BEGIN

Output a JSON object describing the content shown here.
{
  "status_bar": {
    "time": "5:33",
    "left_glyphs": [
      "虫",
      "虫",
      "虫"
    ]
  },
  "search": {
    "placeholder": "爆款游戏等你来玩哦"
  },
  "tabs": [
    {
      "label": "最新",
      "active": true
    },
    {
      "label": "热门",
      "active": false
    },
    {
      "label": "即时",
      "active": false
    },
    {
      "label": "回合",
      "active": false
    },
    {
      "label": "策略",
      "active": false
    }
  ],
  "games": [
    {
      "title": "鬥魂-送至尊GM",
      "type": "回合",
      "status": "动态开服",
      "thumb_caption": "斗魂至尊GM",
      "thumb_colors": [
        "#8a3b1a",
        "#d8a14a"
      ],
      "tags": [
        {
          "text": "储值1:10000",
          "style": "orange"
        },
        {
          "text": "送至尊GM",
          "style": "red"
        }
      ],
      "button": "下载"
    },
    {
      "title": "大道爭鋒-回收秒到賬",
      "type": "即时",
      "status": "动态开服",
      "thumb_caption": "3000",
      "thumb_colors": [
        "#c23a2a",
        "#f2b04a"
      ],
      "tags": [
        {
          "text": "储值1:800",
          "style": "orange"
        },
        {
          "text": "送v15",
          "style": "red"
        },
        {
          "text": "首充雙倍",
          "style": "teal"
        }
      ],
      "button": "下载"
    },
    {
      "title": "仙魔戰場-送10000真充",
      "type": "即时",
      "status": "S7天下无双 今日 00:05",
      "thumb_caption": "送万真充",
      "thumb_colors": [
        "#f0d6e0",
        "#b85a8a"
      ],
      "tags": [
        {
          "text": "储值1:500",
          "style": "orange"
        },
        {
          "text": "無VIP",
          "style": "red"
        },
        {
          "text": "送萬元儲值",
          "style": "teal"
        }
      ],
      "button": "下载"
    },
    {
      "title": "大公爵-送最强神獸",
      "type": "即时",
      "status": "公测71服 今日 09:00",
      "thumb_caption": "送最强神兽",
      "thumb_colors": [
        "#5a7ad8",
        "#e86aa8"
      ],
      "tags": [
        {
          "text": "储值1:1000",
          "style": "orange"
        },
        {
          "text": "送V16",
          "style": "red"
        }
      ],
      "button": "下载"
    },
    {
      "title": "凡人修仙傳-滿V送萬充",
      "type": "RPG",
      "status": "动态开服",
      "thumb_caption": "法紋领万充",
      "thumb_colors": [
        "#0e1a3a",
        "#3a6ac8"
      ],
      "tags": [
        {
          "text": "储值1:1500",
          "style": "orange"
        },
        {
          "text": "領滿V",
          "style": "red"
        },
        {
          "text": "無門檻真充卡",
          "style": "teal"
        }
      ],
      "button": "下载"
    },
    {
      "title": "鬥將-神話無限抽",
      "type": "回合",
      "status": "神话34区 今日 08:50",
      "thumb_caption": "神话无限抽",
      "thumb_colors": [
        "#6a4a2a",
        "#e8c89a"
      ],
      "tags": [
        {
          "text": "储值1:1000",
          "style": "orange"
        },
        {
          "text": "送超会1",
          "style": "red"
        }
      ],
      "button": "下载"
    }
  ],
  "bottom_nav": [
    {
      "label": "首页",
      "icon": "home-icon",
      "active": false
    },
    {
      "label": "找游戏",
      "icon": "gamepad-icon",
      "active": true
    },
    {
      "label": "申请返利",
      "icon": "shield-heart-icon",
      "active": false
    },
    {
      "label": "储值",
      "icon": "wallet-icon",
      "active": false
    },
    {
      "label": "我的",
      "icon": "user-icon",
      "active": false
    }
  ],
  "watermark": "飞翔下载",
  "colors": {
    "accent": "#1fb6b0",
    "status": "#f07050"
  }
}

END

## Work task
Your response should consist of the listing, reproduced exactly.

## Task response
Output a JSON object describing the content shown here.
{
  "status_bar": {
    "time": "5:33",
    "left_glyphs": [
      "虫",
      "虫",
      "虫"
    ]
  },
  "search": {
    "placeholder": "爆款游戏等你来玩哦"
  },
  "tabs": [
    {
      "label": "最新",
      "active": true
    },
    {
      "label": "热门",
      "active": false
    },
    {
      "label": "即时",
      "active": false
    },
    {
      "label": "回合",
      "active": false
    },
    {
      "label": "策略",
      "active": false
    }
  ],
  "games": [
    {
      "title": "鬥魂-送至尊GM",
      "type": "回合",
      "status": "动态开服",
      "thumb_caption": "斗魂至尊GM",
      "thumb_colors": [
        "#8a3b1a",
        "#d8a14a"
      ],
      "tags": [
        {
          "text": "储值1:10000",
          "style": "orange"
        },
        {
          "text": "送至尊GM",
          "style": "red"
        }
      ],
      "button": "下载"
    },
    {
      "title": "大道爭鋒-回收秒到賬",
      "type": "即时",
      "status": "动态开服",
      "thumb_caption": "3000",
      "thumb_colors": [
        "#c23a2a",
        "#f2b04a"
      ],
      "tags": [
        {
          "text": "储值1:800",
          "style": "orange"
        },
        {
          "text": "送v15",
          "style": "red"
        },
        {
          "text": "首充雙倍",
          "style": "teal"
        }
      ],
      "button": "下载"
    },
    {
      "title": "仙魔戰場-送10000真充",
      "type": "即时",
      "status": "S7天下无双 今日 00:05",
      "thumb_caption": "送万真充",
      "thumb_colors": [
        "#f0d6e0",
        "#b85a8a"
      ],
      "tags": [
        {
          "text": "储值1:500",
          "style": "orange"
        },
        {
          "text": "無VIP",
          "style": "red"
        },
        {
          "text": "送萬元儲值",
          "style": "teal"
        }
      ],
      "button": "下载"
    },
    {
      "title": "大公爵-送最强神獸",
      "type": "即时",
      "status": "公测71服 今日 09:00",
      "thumb_caption": "送最强神兽",
      "thumb_colors": [
        "#5a7ad8",
        "#e86aa8"
      ],
      "tags": [
        {
          "text": "储值1:1000",
          "style": "orange"
        },
        {
          "text": "送V16",
          "style": "red"
        }
      ],
      "button": "下载"
    },
    {
      "title": "凡人修仙傳-滿V送萬充",
      "type": "RPG",
      "status": "动态开服",
      "thumb_caption": "法紋领万充",
      "thumb_colors": [
        "#0e1a3a",
        "#3a6ac8"
      ],
      "tags": [
        {
          "text": "储值1:1500",
          "style": "orange"
        },
        {
          "text": "領滿V",
          "style": "red"
        },
        {
          "text": "無門檻真充卡",
          "style": "teal"
        }
      ],
      "button": "下载"
    },
    {
      "title": "鬥將-神話無限抽",
      "type": "回合",
      "status": "神话34区 今日 08:50",
      "thumb_caption": "神话无限抽",
      "thumb_colors": [
        "#6a4a2a",
        "#e8c89a"
      ],
      "tags": [
        {
          "text": "储值1:1000",
          "style": "orange"
        },
        {
          "text": "送超会1",
          "style": "red"
        }
      ],
      "button": "下载"
    }
  ],
  "bottom_nav": [
    {
      "label": "首页",
      "icon": "home-icon",
      "active": false
    },
    {
      "label": "找游戏",
      "icon": "gamepad-icon",
      "active": true
    },
    {
      "label": "申请返利",
      "icon": "shield-heart-icon",
      "active": false
    },
    {
      "label": "储值",
      "icon": "wallet-icon",
      "active": false
    },
    {
      "label": "我的",
      "icon": "user-icon",
      "active": false
    }
  ],
  "watermark": "飞翔下载",
  "colors": {
    "accent": "#1fb6b0",
    "status": "#f07050"
  }
}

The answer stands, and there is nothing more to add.